__DIRECTIONS FOR THIS TASK__. The expected response is a copy of every line in the entries below that includes the word "label".

EXERCISE MATERIALS below:

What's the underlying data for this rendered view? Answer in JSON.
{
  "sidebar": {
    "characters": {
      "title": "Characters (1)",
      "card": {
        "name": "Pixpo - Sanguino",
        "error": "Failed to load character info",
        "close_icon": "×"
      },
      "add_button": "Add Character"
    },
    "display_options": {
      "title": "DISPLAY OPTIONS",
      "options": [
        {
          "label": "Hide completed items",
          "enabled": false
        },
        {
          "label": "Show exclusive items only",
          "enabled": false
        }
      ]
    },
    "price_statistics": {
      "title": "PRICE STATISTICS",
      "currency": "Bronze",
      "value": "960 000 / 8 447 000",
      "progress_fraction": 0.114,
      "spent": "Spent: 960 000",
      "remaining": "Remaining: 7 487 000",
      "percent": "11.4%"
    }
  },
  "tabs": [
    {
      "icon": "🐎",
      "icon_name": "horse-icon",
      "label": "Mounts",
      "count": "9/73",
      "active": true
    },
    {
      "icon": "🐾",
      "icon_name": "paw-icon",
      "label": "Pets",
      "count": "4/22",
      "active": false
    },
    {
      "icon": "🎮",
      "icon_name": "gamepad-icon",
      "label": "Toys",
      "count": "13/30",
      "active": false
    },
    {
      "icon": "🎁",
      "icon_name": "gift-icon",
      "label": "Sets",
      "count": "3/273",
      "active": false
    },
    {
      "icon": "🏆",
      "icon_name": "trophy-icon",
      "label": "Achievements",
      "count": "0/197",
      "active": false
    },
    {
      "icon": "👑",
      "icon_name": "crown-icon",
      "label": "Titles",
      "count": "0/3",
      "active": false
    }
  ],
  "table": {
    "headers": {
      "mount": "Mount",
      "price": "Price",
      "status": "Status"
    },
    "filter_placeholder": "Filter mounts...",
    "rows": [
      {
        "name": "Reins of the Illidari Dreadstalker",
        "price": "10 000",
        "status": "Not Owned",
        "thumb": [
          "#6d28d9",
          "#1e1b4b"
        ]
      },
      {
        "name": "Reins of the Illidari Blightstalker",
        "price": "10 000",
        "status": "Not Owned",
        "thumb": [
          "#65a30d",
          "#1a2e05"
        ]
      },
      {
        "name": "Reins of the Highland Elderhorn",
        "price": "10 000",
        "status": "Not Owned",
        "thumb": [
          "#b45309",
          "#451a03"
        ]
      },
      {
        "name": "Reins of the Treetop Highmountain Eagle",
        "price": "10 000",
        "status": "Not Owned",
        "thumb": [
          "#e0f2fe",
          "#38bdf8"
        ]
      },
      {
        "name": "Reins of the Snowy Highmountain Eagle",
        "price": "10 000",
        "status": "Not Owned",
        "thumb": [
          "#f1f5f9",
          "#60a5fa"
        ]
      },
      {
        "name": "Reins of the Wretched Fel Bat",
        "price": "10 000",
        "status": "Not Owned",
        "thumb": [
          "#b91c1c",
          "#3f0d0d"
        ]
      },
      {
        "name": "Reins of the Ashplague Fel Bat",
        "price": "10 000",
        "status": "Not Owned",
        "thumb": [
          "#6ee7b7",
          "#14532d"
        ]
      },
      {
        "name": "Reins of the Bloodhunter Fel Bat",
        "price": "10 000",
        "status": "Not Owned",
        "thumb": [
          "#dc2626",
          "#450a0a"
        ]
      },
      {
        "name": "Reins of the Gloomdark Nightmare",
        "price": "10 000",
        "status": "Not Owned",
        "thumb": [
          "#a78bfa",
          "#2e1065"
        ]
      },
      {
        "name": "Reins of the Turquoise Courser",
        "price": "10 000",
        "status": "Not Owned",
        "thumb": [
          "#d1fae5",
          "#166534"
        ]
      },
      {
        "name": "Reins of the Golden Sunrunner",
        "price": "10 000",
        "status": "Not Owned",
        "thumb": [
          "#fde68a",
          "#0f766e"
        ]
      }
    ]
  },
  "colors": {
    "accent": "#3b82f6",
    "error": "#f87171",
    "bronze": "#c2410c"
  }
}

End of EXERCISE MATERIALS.

__TASK ANSWER__.
          "label": "Hide completed items",
          "label": "Show exclusive items only",
      "label": "Mounts",
      "label": "Pets",
      "label": "Toys",
      "label": "Sets",
      "label": "Achievements",
      "label": "Titles",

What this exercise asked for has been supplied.